=== Begin Enclosure ===

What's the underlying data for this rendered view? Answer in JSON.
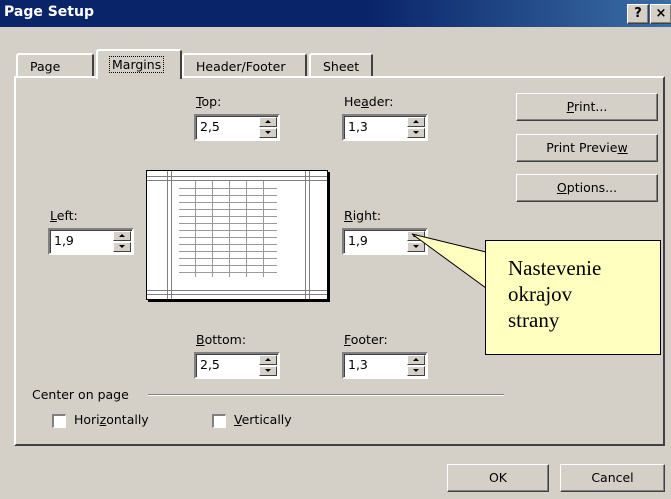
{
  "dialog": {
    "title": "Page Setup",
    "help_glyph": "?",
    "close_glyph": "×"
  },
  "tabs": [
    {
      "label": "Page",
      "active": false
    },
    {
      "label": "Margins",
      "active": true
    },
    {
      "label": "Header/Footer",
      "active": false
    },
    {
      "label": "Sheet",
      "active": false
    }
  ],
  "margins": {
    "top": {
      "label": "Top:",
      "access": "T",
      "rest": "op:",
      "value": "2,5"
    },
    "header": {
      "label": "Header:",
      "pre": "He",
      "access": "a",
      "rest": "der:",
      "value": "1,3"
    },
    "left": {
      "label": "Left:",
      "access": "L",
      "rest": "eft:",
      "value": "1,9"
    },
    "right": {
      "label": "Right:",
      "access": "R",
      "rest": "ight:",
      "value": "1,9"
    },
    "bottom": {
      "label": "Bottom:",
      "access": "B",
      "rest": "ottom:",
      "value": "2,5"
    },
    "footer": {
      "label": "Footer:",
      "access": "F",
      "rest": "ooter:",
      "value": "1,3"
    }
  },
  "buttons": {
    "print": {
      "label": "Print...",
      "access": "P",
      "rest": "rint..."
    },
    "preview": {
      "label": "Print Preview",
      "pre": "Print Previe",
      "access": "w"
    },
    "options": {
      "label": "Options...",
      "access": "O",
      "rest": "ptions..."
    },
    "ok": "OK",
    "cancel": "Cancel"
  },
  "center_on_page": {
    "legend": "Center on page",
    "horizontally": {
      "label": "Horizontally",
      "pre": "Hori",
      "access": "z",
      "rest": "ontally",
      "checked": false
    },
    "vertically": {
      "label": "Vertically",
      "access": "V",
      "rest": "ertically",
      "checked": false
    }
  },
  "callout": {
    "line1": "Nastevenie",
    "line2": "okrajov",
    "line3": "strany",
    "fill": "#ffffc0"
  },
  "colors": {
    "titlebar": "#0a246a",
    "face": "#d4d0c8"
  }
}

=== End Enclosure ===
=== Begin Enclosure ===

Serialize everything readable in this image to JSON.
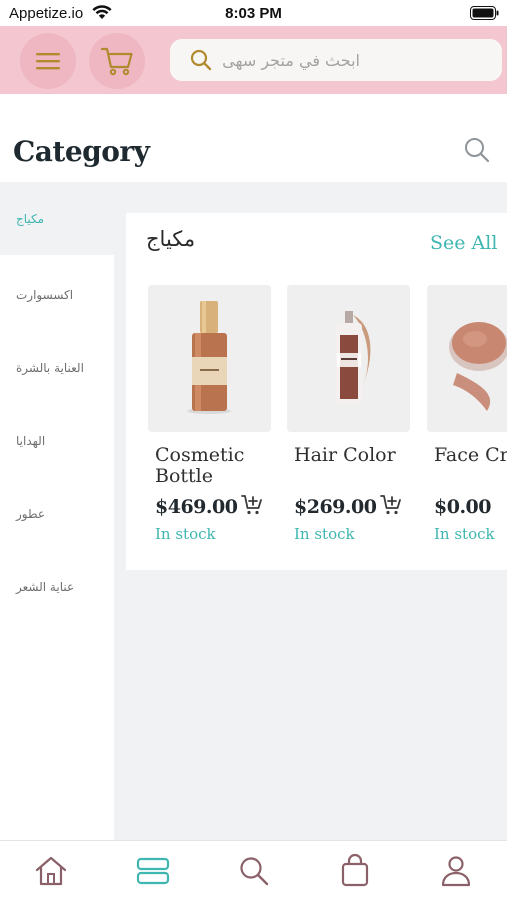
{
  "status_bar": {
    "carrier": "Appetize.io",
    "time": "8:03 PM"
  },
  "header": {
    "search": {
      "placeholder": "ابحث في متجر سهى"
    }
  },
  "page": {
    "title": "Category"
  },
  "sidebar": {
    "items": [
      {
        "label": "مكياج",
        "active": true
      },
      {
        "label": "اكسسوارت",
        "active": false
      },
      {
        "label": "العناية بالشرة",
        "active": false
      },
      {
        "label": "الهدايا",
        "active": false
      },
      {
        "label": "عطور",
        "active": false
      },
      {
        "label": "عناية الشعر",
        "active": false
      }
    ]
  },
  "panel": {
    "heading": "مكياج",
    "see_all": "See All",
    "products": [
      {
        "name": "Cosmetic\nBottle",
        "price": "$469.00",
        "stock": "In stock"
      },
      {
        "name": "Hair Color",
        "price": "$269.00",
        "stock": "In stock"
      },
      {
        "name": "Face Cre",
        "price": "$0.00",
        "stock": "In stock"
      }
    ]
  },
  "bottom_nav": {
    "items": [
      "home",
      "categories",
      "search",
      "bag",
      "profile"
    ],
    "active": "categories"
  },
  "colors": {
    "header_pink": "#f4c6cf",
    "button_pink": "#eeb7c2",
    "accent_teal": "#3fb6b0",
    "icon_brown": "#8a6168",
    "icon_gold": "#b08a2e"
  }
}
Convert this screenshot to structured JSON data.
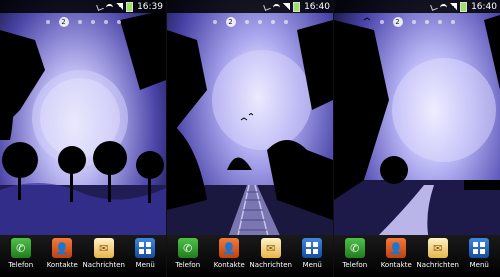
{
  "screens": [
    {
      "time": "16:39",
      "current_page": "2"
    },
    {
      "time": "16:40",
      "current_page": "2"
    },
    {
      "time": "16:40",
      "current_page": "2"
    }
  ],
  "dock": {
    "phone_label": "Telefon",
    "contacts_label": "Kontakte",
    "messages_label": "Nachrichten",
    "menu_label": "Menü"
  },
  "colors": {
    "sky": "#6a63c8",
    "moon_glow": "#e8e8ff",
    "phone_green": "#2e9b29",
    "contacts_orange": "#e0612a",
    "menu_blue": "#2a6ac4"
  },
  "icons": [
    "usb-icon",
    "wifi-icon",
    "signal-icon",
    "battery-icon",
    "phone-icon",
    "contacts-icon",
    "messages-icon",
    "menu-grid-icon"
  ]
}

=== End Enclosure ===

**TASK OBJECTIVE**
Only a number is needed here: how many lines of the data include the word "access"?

**YOUR RESPONSE**
11